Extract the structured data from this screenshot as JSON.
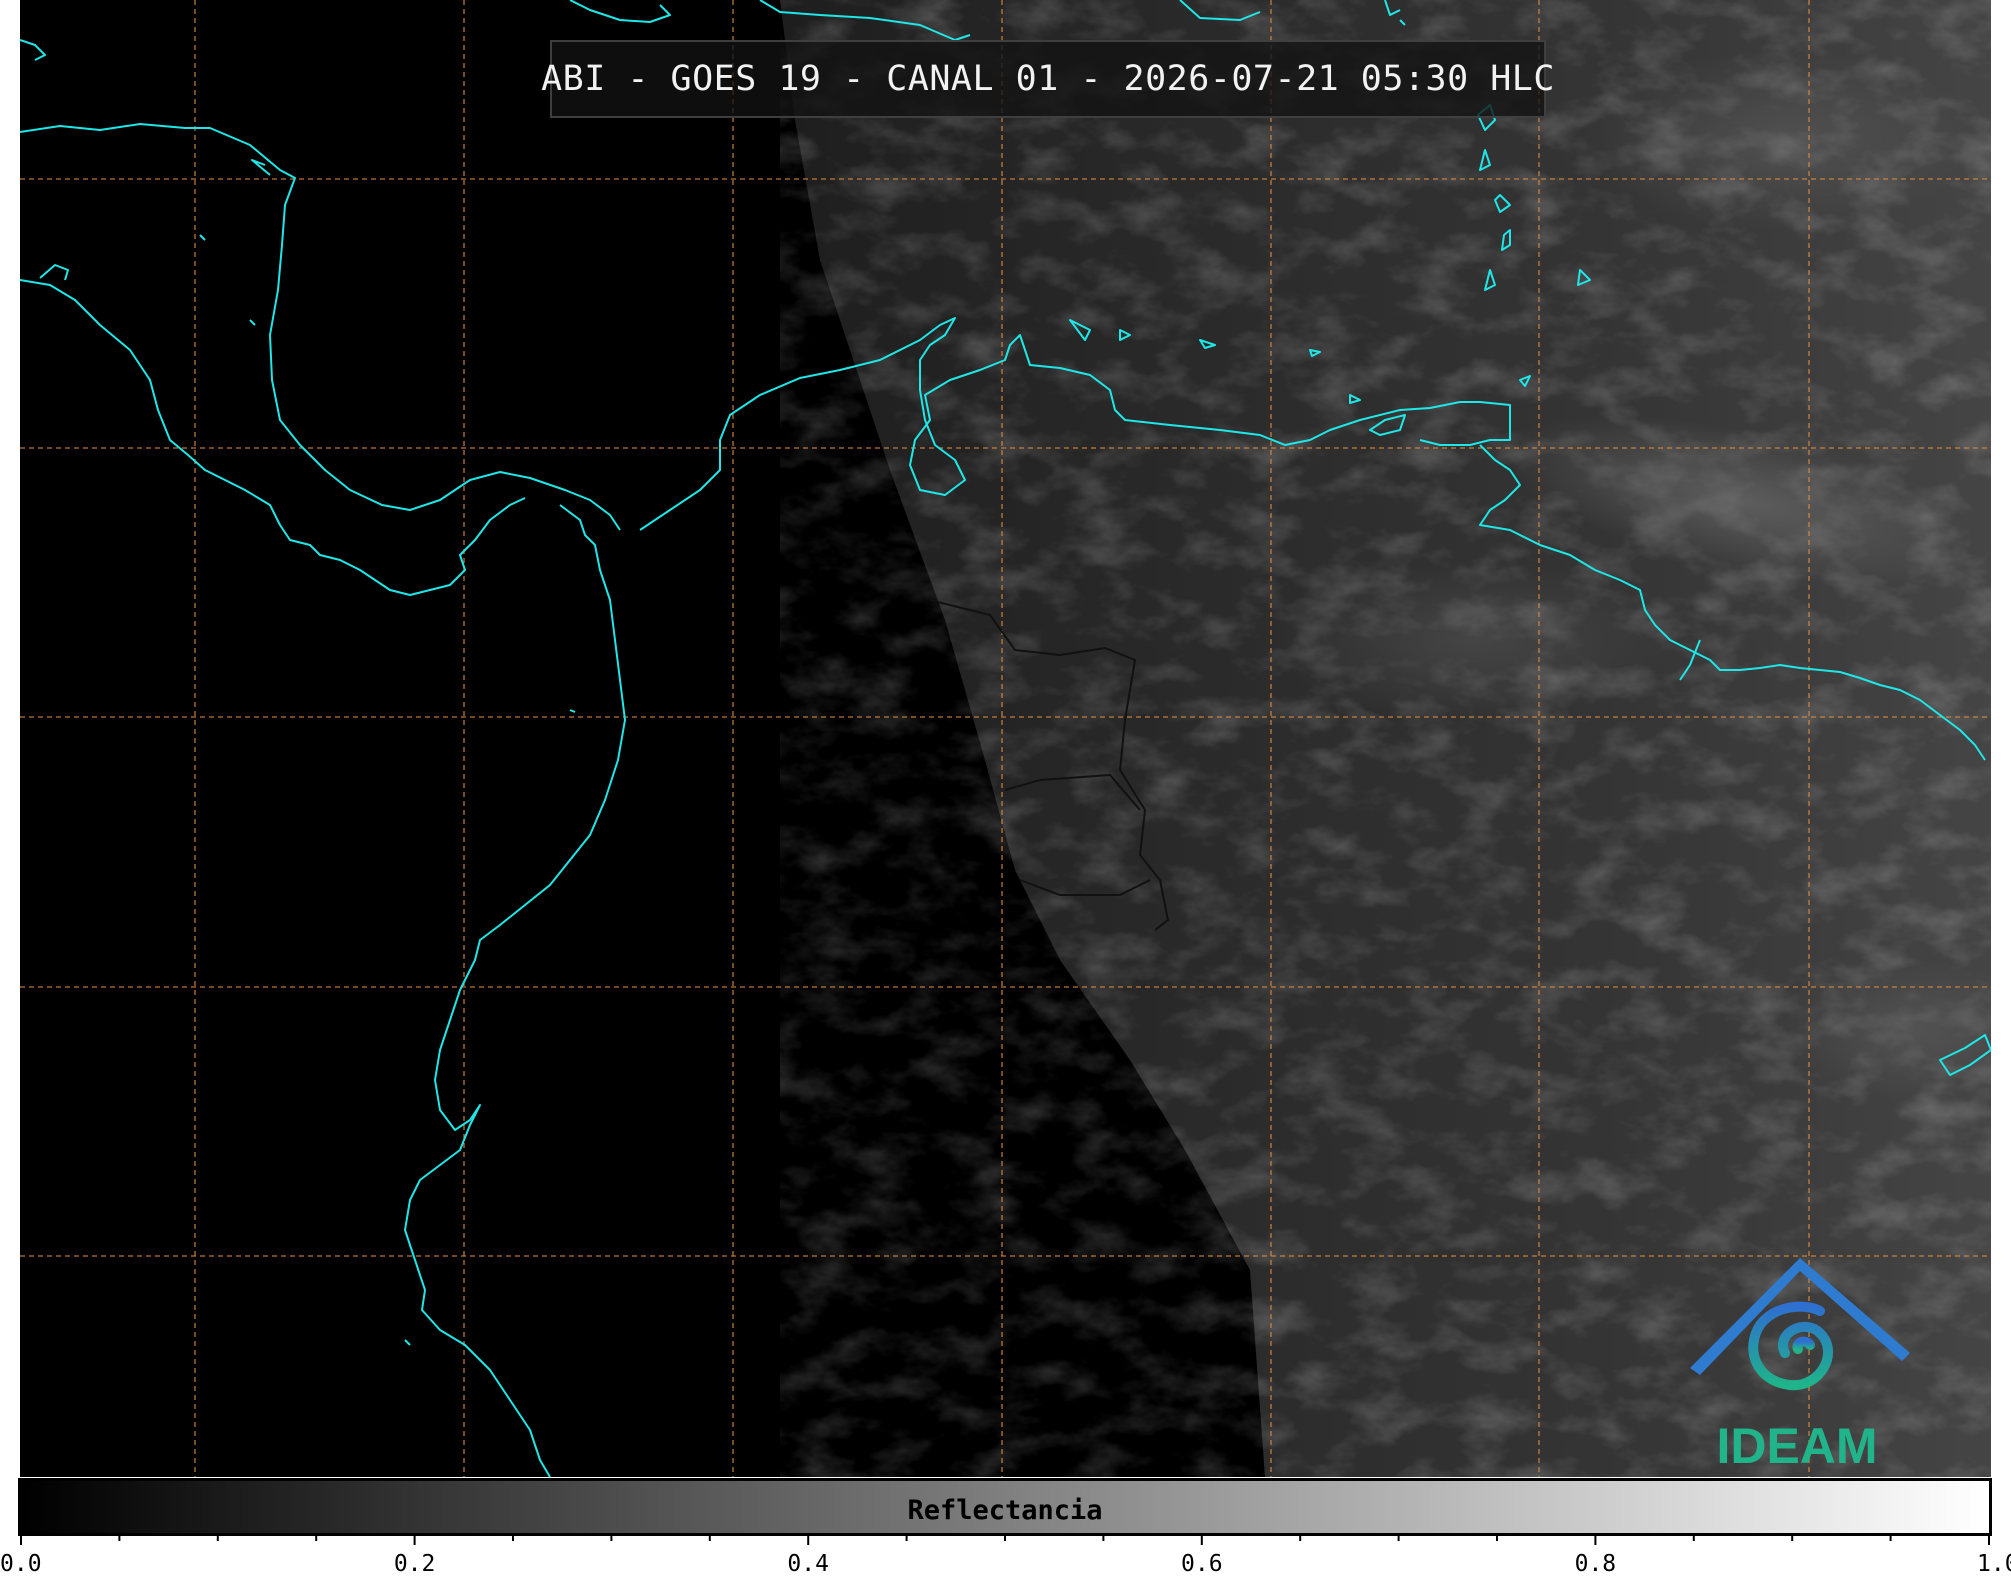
{
  "title": "ABI - GOES 19 - CANAL 01 - 2026-07-21 05:30 HLC",
  "colorbar": {
    "label": "Reflectancia",
    "min": 0.0,
    "max": 1.0,
    "tick_labels": [
      "0.0",
      "0.2",
      "0.4",
      "0.6",
      "0.8",
      "1.0"
    ],
    "minor_tick_step": 0.05,
    "colormap": [
      "#000000",
      "#ffffff"
    ]
  },
  "logo": {
    "text": "IDEAM"
  },
  "colors": {
    "coastline": "#1fe7e7",
    "gridline": "#e08a3c",
    "border": "#111111",
    "logo_blue": "#2e7bd0",
    "logo_green": "#21b38a"
  },
  "icons": [
    "ideam-logo-icon"
  ]
}
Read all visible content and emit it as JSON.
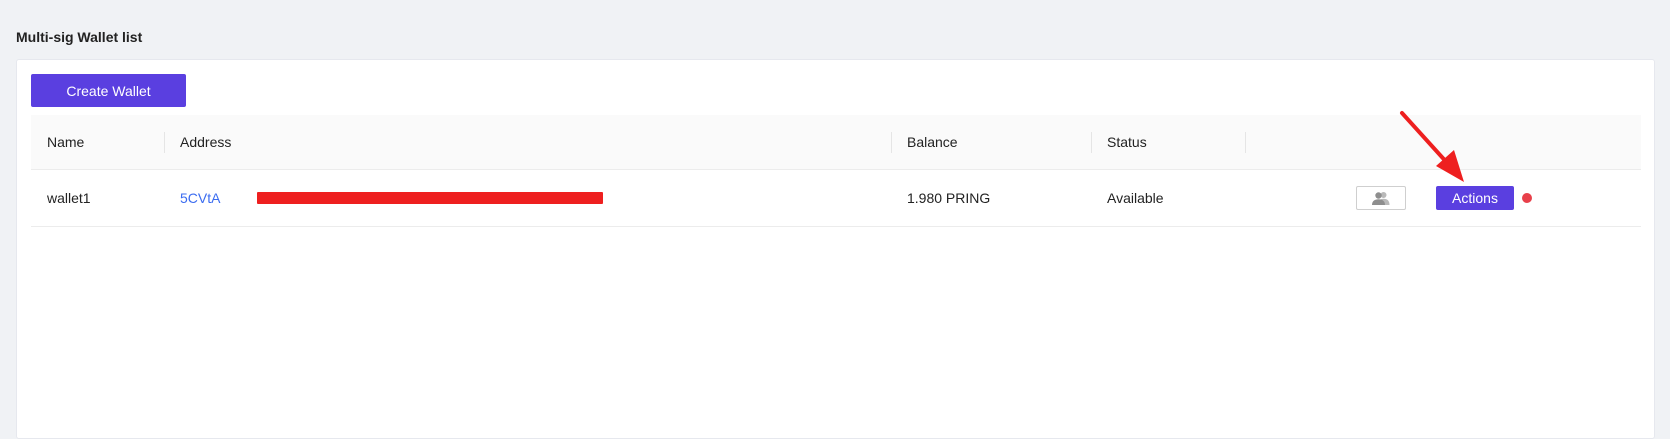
{
  "page": {
    "title": "Multi-sig Wallet list"
  },
  "toolbar": {
    "create_label": "Create Wallet"
  },
  "table": {
    "columns": {
      "name": "Name",
      "address": "Address",
      "balance": "Balance",
      "status": "Status"
    },
    "rows": [
      {
        "name": "wallet1",
        "address_visible": "5CVtA",
        "balance": "1.980 PRING",
        "status": "Available",
        "members_icon": "members-icon",
        "actions_label": "Actions"
      }
    ]
  },
  "colors": {
    "accent": "#5a3fe0",
    "link": "#3b6cf0",
    "annotation": "#ee1f1f",
    "status_dot": "#e8404a"
  }
}
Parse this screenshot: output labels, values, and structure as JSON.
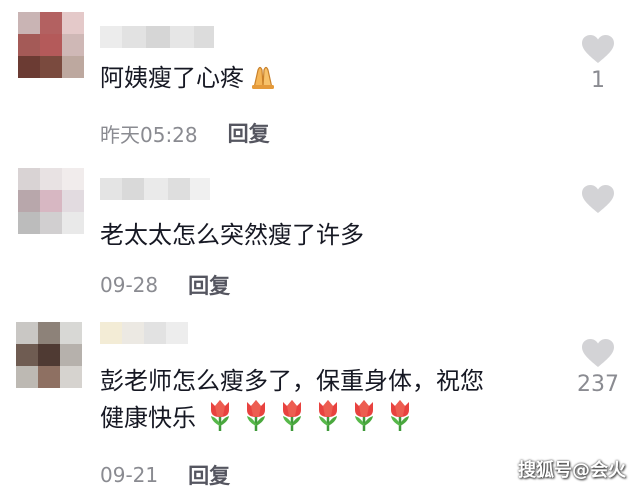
{
  "comments": [
    {
      "text": "阿姨瘦了心疼",
      "emoji": "folded-hands",
      "time": "昨天05:28",
      "reply_label": "回复",
      "like_count": "1"
    },
    {
      "text": "老太太怎么突然瘦了许多",
      "time": "09-28",
      "reply_label": "回复",
      "like_count": ""
    },
    {
      "text_line1": "彭老师怎么瘦多了，保重身体，祝您",
      "text_line2": "健康快乐",
      "emoji": "tulip",
      "emoji_count": 6,
      "time": "09-21",
      "reply_label": "回复",
      "like_count": "237"
    }
  ],
  "watermark": "搜狐号@会火",
  "colors": {
    "text": "#161823",
    "meta": "#8a8b91",
    "heart": "#d3d3d6"
  },
  "icons": [
    "heart-icon",
    "folded-hands-emoji",
    "tulip-emoji"
  ]
}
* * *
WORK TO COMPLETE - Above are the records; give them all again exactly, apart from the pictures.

OUTPUT FOR THIS EXERCISE -
Extract the structured data from this screenshot as JSON.
{
  "title": "ABI - GOES 19 - CANAL 01 - 2026-07-21 05:30 HLC",
  "colorbar": {
    "label": "Reflectancia",
    "min": 0.0,
    "max": 1.0,
    "tick_labels": [
      "0.0",
      "0.2",
      "0.4",
      "0.6",
      "0.8",
      "1.0"
    ],
    "minor_tick_step": 0.05,
    "colormap": [
      "#000000",
      "#ffffff"
    ]
  },
  "logo": {
    "text": "IDEAM"
  },
  "colors": {
    "coastline": "#1fe7e7",
    "gridline": "#e08a3c",
    "border": "#111111",
    "logo_blue": "#2e7bd0",
    "logo_green": "#21b38a"
  },
  "icons": [
    "ideam-logo-icon"
  ]
}
Read all visible content and emit it as JSON.
{
  "page": {
    "title": "Multi-sig Wallet list"
  },
  "toolbar": {
    "create_label": "Create Wallet"
  },
  "table": {
    "columns": {
      "name": "Name",
      "address": "Address",
      "balance": "Balance",
      "status": "Status"
    },
    "rows": [
      {
        "name": "wallet1",
        "address_visible": "5CVtA",
        "balance": "1.980 PRING",
        "status": "Available",
        "members_icon": "members-icon",
        "actions_label": "Actions"
      }
    ]
  },
  "colors": {
    "accent": "#5a3fe0",
    "link": "#3b6cf0",
    "annotation": "#ee1f1f",
    "status_dot": "#e8404a"
  }
}
Parse this screenshot: output labels, values, and structure as JSON.
{
  "comments": [
    {
      "text": "阿姨瘦了心疼",
      "emoji": "folded-hands",
      "time": "昨天05:28",
      "reply_label": "回复",
      "like_count": "1"
    },
    {
      "text": "老太太怎么突然瘦了许多",
      "time": "09-28",
      "reply_label": "回复",
      "like_count": ""
    },
    {
      "text_line1": "彭老师怎么瘦多了，保重身体，祝您",
      "text_line2": "健康快乐",
      "emoji": "tulip",
      "emoji_count": 6,
      "time": "09-21",
      "reply_label": "回复",
      "like_count": "237"
    }
  ],
  "watermark": "搜狐号@会火",
  "colors": {
    "text": "#161823",
    "meta": "#8a8b91",
    "heart": "#d3d3d6"
  },
  "icons": [
    "heart-icon",
    "folded-hands-emoji",
    "tulip-emoji"
  ]
}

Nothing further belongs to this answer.